The Minnesota Twins should leave no stone unturned in their search for starting pitching this offseason, regardless of whether they choose to go after the bigger fish in the free agent pond. But Tuesday night’s news that they have talked to the representatives for Francisco Liriano comes as a big surprise. The two sides apparently intend to meet at the upcoming Winter Meetings, so there may be more than smoke to this fire. General manager Terry Ryan, as expected, would not confirm or deny interest in Liriano.
The Twins are, of course, very familiar with Liriano, as he spent his entire big league career with the team prior to being dealt to the Chicago White Sox last July. Over six-plus seasons with the Twins, he had a 50-52 record with a 4.33 ERA over 156 appearances (130 starts). He burst onto the scene in 2006 when the Twins made their run to a division title, going 12-3 with a 2.16 ERA in 28 appearances (16 starts) as he earned an All-Star selection and finished third in the American League Rookie of the Year voting. But he injured his elbow during the postseason that year, and missed the entire 2007 season after undergoing Tommy John surgery.
Liriano has never quite been the same pitcher upon his return from that elbow issue, with his best season coming in 2010 (14-10, 3.62 ERA over 191.2 innings-31 starts). Moments of brilliance, including a 2011 no-hitter, followed by bouts of maddening inconsistency made it impossible for the Twins to seriously consider signing him to a long-term contract. The trade with the White Sox did not yield a huge return (infielder Eduardo Escobar, pitcher Pedro Hernandez), but under the circumstances it was better than losing him for nothing when the season ended.

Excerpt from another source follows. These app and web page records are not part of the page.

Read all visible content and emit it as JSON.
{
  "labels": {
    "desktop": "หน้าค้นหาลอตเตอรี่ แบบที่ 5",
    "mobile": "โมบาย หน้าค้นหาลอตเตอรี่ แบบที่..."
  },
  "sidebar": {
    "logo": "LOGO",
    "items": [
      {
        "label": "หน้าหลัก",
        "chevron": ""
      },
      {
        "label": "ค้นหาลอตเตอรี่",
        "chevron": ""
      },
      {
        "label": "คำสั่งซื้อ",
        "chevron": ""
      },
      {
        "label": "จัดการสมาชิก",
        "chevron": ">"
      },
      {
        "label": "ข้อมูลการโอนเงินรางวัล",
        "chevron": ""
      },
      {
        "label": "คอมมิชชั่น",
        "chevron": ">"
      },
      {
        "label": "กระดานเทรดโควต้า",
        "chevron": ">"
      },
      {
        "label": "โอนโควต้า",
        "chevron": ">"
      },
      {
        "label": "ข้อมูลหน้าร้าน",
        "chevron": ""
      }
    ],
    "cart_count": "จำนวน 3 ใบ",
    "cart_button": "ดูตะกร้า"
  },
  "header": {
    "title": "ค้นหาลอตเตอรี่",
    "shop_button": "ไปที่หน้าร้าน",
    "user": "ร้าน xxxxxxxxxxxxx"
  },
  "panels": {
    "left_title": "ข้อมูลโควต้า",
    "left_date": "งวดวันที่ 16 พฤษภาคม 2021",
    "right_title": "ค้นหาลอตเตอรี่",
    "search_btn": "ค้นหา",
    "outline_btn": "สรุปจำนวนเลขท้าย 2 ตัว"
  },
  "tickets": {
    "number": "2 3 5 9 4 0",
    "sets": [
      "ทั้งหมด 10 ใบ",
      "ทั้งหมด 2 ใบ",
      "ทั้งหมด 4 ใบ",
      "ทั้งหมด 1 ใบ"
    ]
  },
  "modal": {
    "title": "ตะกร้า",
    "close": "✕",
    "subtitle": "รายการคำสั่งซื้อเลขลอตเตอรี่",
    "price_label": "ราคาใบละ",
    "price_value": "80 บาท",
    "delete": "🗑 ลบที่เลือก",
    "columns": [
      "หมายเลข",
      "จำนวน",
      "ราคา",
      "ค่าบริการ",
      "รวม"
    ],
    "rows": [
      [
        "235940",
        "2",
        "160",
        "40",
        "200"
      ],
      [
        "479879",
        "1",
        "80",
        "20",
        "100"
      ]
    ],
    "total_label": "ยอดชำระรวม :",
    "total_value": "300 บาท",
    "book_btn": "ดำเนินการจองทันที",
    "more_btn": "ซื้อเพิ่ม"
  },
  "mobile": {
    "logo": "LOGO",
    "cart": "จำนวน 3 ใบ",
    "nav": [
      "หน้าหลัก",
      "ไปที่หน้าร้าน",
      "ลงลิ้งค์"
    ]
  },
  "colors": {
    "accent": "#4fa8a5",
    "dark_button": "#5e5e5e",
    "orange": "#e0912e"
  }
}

For the Twins to seriously consider bringing Liriano back, the price would have to be right. Anything more than a two-year deal seems risky given his history, and how many other teams do or will have interest stands to go a long way toward setting the market for him. I think Ryan knows better than to get into a bidding war for Liriano’s services, and the organization’s history with him suggests if contract talks surpass a pre-determined level another team will be allowed to take the risk.